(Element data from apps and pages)
════
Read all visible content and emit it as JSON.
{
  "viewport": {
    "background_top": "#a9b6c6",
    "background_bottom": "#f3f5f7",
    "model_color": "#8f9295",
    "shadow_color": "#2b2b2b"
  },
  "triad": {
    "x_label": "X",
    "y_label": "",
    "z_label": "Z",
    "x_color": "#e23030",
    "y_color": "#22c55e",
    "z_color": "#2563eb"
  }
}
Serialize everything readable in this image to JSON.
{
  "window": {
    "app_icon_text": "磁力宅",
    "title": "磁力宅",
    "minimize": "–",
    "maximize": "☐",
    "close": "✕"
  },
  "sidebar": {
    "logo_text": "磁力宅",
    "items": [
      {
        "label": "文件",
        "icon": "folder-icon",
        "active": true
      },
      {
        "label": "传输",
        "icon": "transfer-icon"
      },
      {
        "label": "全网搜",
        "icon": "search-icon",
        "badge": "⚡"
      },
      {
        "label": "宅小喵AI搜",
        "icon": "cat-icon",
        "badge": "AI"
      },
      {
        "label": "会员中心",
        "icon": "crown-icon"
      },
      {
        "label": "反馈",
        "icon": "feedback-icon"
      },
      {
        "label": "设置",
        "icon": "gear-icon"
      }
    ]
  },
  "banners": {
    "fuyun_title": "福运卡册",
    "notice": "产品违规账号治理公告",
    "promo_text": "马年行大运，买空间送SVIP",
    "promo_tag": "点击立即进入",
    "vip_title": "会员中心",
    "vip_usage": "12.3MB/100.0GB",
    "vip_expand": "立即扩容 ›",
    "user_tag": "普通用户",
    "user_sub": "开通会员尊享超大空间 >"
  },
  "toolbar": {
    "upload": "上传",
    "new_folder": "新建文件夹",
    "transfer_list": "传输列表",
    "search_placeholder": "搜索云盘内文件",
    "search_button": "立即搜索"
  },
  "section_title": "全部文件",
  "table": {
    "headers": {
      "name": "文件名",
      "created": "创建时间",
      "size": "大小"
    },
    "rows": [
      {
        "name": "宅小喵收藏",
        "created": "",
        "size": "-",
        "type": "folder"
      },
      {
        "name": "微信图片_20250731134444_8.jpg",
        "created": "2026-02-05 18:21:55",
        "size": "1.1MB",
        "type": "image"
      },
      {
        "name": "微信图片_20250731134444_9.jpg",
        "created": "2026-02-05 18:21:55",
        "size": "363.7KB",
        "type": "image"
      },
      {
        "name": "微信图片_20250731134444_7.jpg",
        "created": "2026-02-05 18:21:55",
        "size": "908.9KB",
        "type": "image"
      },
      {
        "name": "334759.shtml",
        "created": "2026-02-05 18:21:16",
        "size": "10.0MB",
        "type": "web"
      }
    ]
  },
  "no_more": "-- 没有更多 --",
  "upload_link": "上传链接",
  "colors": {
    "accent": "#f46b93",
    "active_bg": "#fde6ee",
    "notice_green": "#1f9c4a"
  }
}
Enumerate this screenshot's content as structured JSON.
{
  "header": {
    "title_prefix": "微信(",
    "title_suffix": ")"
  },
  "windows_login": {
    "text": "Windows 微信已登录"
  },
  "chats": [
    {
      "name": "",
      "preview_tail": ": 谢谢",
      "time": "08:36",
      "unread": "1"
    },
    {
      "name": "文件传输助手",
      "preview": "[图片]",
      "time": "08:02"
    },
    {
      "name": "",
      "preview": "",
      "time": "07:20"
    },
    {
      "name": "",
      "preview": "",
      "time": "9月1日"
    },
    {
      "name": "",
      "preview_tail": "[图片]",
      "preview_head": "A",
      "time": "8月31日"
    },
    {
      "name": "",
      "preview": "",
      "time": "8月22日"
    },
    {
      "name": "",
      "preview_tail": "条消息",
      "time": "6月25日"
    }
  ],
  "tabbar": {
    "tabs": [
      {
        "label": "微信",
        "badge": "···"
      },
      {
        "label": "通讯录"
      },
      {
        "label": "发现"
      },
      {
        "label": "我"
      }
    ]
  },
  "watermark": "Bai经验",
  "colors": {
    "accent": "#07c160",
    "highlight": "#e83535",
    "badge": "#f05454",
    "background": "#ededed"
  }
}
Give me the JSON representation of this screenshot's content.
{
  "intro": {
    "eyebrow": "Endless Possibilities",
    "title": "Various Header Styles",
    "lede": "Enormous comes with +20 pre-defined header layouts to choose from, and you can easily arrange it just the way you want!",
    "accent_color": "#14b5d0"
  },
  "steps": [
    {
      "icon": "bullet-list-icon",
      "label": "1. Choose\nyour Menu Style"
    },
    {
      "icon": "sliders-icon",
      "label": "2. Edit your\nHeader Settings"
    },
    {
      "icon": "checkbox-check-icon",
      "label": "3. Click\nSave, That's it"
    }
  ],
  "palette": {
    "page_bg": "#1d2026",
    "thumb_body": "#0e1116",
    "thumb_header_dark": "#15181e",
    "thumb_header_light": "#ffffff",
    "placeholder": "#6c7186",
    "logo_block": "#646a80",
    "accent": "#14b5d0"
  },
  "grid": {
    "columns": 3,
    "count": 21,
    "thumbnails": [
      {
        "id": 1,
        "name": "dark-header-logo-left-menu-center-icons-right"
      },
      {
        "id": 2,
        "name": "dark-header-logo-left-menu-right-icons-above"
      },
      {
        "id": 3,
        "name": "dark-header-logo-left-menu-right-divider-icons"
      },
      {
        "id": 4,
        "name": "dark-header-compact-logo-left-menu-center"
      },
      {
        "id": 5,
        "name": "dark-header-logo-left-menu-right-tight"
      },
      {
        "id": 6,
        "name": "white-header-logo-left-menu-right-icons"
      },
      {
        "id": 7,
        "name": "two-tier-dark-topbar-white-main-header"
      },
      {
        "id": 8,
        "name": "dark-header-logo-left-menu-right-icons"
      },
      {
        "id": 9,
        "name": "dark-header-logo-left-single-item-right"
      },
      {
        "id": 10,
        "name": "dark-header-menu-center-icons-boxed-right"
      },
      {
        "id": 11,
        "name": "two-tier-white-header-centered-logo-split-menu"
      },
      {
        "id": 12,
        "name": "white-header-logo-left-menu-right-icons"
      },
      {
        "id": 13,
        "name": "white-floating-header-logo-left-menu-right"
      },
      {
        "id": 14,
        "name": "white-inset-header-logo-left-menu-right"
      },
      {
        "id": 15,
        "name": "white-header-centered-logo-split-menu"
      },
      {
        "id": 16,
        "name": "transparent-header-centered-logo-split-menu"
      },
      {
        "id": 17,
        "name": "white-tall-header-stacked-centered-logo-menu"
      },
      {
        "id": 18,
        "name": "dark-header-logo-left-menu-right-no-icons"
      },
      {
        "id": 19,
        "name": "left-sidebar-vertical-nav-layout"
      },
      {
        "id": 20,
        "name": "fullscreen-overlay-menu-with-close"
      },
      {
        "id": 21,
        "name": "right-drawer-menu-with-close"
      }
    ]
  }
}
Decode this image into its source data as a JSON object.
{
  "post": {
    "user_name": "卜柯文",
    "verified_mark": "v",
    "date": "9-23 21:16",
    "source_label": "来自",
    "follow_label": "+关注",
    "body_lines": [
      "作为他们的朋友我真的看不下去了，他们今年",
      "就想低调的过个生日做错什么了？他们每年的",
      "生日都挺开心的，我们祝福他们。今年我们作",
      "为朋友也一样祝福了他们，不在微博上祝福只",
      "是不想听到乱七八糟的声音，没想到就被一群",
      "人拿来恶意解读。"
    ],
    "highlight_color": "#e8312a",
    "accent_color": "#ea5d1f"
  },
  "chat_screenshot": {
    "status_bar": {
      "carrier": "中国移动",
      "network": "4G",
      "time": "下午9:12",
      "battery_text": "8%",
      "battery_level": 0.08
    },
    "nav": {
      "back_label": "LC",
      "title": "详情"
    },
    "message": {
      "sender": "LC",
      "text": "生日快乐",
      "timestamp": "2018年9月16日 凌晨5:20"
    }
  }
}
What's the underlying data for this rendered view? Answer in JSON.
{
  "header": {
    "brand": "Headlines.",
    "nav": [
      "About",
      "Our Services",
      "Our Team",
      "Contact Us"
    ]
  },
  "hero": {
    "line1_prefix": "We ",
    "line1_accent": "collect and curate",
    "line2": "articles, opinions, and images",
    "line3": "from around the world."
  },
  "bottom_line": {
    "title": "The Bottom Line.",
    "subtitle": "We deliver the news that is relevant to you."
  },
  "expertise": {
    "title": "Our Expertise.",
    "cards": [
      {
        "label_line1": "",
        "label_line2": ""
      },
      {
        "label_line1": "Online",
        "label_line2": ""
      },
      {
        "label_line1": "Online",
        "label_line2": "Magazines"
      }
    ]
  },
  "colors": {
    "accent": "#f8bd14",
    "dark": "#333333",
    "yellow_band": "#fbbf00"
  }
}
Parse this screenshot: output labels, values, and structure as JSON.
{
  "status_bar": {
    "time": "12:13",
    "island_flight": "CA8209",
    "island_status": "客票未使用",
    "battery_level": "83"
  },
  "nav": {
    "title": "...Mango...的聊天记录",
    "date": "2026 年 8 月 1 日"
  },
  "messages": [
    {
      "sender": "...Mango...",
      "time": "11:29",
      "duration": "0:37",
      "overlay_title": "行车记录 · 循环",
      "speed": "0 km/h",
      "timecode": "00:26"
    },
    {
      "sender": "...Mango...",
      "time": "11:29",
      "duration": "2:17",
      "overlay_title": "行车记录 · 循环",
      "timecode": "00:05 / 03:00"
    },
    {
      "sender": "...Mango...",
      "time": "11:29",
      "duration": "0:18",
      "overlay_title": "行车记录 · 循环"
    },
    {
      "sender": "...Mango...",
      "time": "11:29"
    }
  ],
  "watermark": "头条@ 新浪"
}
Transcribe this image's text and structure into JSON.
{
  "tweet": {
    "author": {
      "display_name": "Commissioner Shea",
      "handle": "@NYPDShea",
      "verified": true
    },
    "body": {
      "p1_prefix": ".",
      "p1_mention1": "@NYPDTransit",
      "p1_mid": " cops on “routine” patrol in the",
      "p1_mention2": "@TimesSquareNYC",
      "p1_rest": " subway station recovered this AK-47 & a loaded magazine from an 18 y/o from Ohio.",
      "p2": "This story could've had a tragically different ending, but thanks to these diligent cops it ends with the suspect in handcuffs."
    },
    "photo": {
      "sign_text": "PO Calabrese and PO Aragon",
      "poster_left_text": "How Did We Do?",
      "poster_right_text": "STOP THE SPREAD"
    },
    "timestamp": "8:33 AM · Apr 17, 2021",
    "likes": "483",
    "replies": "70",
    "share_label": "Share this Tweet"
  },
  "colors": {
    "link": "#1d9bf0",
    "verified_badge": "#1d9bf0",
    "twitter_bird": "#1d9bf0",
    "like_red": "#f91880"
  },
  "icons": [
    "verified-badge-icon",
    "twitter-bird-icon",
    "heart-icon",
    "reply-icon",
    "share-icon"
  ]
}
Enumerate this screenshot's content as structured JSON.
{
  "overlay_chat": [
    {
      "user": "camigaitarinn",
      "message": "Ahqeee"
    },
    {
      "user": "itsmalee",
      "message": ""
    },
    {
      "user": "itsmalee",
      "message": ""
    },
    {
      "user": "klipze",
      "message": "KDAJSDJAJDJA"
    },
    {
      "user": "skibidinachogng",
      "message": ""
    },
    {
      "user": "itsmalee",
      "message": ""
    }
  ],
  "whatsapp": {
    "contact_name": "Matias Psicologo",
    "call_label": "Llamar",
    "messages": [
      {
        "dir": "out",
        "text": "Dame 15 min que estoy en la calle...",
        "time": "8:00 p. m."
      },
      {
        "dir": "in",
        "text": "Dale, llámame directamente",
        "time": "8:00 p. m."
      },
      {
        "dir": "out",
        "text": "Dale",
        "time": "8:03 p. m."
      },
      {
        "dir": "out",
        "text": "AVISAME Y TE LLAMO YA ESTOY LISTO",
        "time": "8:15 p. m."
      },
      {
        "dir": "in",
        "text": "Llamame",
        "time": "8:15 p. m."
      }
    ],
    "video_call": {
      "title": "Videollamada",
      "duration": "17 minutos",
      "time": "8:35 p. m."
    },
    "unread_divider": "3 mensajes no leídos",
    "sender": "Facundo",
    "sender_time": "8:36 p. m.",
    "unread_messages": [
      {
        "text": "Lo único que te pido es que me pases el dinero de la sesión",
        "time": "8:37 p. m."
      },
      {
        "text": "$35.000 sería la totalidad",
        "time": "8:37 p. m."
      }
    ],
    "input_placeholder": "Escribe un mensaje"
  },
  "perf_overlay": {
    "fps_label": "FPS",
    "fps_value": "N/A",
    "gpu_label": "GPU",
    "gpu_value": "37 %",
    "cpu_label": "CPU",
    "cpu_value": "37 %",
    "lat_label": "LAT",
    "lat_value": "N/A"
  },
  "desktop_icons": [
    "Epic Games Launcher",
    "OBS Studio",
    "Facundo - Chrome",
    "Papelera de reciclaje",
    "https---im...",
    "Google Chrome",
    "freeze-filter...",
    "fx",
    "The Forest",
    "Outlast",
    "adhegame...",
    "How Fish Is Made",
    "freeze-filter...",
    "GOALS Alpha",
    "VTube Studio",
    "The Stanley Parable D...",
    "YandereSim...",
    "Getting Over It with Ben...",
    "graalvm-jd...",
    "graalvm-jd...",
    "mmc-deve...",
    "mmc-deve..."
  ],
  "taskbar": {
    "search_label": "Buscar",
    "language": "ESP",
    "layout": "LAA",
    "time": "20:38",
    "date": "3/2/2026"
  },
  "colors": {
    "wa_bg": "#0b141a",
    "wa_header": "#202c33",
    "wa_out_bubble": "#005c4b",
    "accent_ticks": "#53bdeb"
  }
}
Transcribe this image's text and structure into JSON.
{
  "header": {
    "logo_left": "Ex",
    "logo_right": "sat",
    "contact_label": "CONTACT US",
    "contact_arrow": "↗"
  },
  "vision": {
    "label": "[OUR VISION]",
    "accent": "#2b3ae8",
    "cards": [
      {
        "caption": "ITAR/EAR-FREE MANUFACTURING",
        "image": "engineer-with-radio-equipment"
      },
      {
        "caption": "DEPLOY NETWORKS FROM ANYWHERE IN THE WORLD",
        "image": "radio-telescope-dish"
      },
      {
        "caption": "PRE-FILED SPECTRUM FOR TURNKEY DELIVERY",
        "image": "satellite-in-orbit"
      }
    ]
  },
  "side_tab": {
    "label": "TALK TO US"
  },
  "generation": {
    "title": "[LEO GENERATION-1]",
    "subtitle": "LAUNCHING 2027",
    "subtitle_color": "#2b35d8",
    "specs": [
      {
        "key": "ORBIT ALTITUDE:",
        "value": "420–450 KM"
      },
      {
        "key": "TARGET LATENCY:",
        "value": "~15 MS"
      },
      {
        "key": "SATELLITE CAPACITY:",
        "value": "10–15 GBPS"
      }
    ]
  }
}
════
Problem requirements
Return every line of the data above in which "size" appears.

Output for this task
      "size": "大小"
        "size": "-",
        "size": "1.1MB",
        "size": "363.7KB",
        "size": "908.9KB",
        "size": "10.0MB",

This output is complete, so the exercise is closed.